How affordable is your water?

A widely used benchmark for water affordability is published by the United States Environmental Protection Agency. It shows that annual water bills amounting to less than 2.5% of median household income are considered affordable. SJW’s current average monthly bill for water service is approximately $93 (or about $186 per two-month billing period), which represents approximately 1% of the median household income in Santa Clara Valley (based on 2014-2018 Census data).

Are the rates based on the number in each household?

Rates are based on the size of the water meter that serves a home or business, more commonly known as the service charge.  Additional charges are levied for the amount of water consumed or volume charges. All rates are approved by the CPUC and can be found on our website under billing schedules.

How can I reduce water consumption?

SJW has maintained a long tradition of promoting conservation. To help educate our customers about water conservation, we offer complimentary water check-ups, educational materials, and free low-flow devices. Please visit our conservation section for more information. 

How do I learn more about rate increases?

Please visit the rates section of SJW’s website.

What is your relationship with Valley Water?

Valley Water is the County’s water supply agency.  SJW purchases water from Valley Water and delivers that water to homes and businesses. If SJW customers encounter any issues — for instance downed trees near waterways or an illegal encampment on water district property — they should contact Valley Water.

What is a surcharge?

A surcharge is a tool a water company can use to fund specific capital projects or unusual expenses, to provide water quality, or a means to pass-through Valley Water’s mid-year increase. A surcharge has a specific use and is temporary in nature. The surcharge is removed from your bill when the project or amount is paid in full. All surcharges must be approved by the CPUC.

How can I submit a comment?

Customers are encouraged to participate in the ratemaking process by providing feedback to the CPUC at a public hearing — which will be scheduled later this year.  Check back on this page for updates.

Is there assistance for low income customers?

SJW’s Water Rate Assistance Program (WRAP) provides a 15% discount on the total water bill for eligible low-income customers.
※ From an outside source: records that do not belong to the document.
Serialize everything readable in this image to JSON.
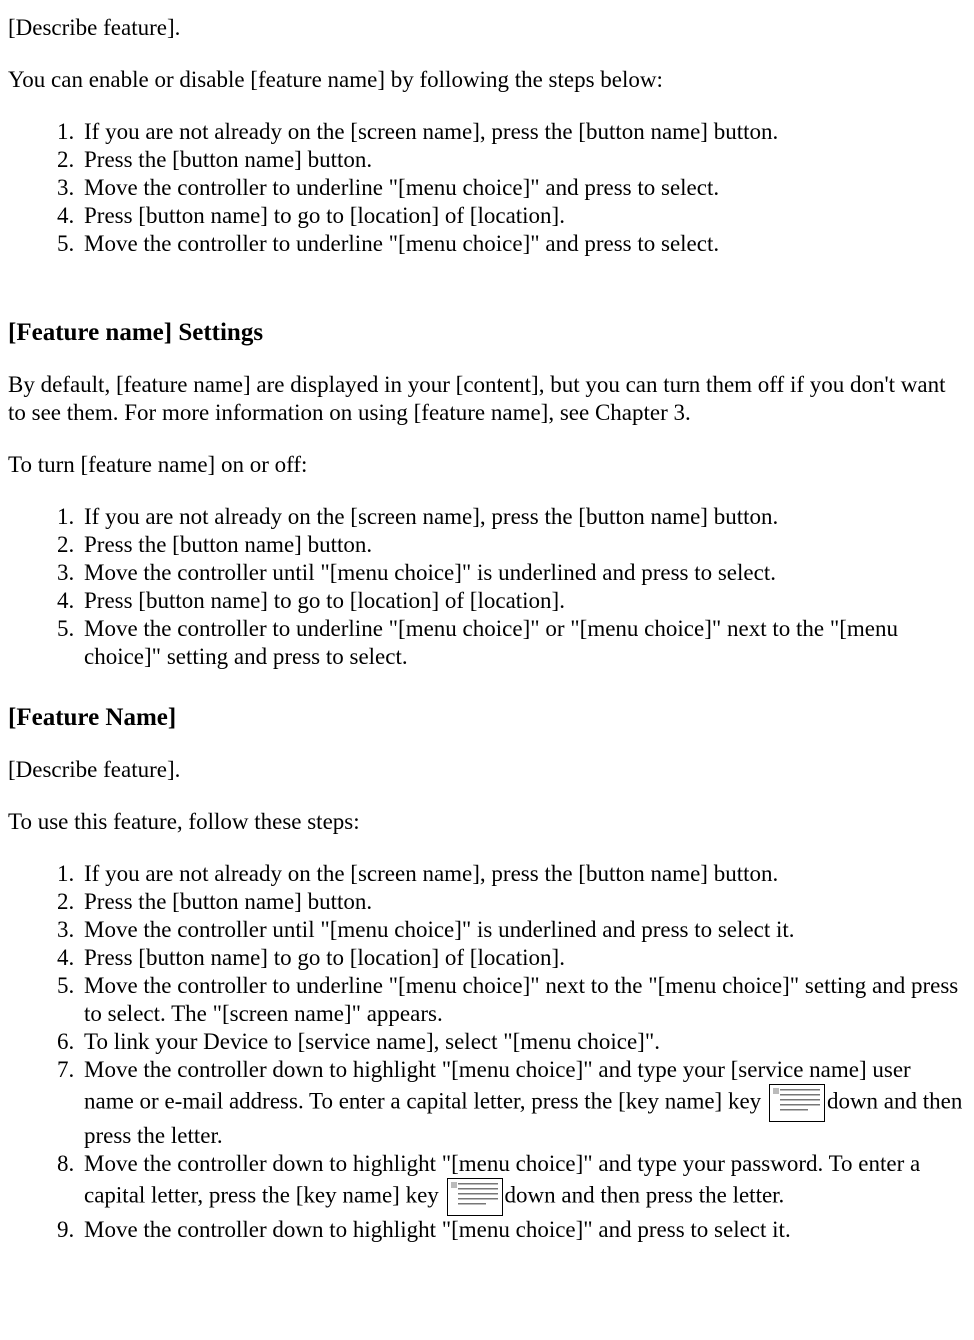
{
  "section1": {
    "describe": "[Describe feature].",
    "intro": "You can enable or disable [feature name] by following the steps below:",
    "steps": [
      "If you are not already on the [screen name], press the [button name] button.",
      "Press the [button name] button.",
      "Move the controller to underline \"[menu choice]\" and press to select.",
      "Press [button name] to go to [location] of [location].",
      "Move the controller to underline \"[menu choice]\" and press to select."
    ]
  },
  "section2": {
    "heading": "[Feature name] Settings",
    "intro1": "By default, [feature name] are displayed in your [content], but you can turn them off if you don't want to see them. For more information on using [feature name], see Chapter 3.",
    "intro2": "To turn [feature name] on or off:",
    "steps": [
      "If you are not already on the [screen name], press the [button name] button.",
      "Press the [button name] button.",
      "Move the controller until \"[menu choice]\" is underlined and press to select.",
      "Press [button name] to go to [location] of [location].",
      "Move the controller to underline \"[menu choice]\" or \"[menu choice]\" next to the \"[menu choice]\" setting and press to select."
    ]
  },
  "section3": {
    "heading": "[Feature Name]",
    "describe": "[Describe feature].",
    "intro": "To use this feature, follow these steps:",
    "steps_part_a": [
      "If you are not already on the [screen name], press the [button name] button.",
      "Press the [button name] button.",
      "Move the controller until \"[menu choice]\" is underlined and press to select it.",
      "Press [button name] to go to [location] of [location].",
      "Move the controller to underline \"[menu choice]\" next to the \"[menu choice]\" setting and press to select. The \"[screen name]\" appears.",
      "To link your Device to [service name], select \"[menu choice]\"."
    ],
    "step7_a": "Move the controller down to highlight \"[menu choice]\" and type your [service name] user name or e-mail address. To enter a capital letter, press the [key name] key ",
    "step7_b": "down and then press the letter.",
    "step8_a": "Move the controller down to highlight \"[menu choice]\" and type your password. To enter a capital letter, press the [key name] key ",
    "step8_b": "down and then press the letter.",
    "step9": "Move the controller down to highlight \"[menu choice]\" and press to select it."
  }
}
What number do I call if I still have questions?

You can call our dedicated 24-Hr Customer Service Advocates at (408) 279-7900 or email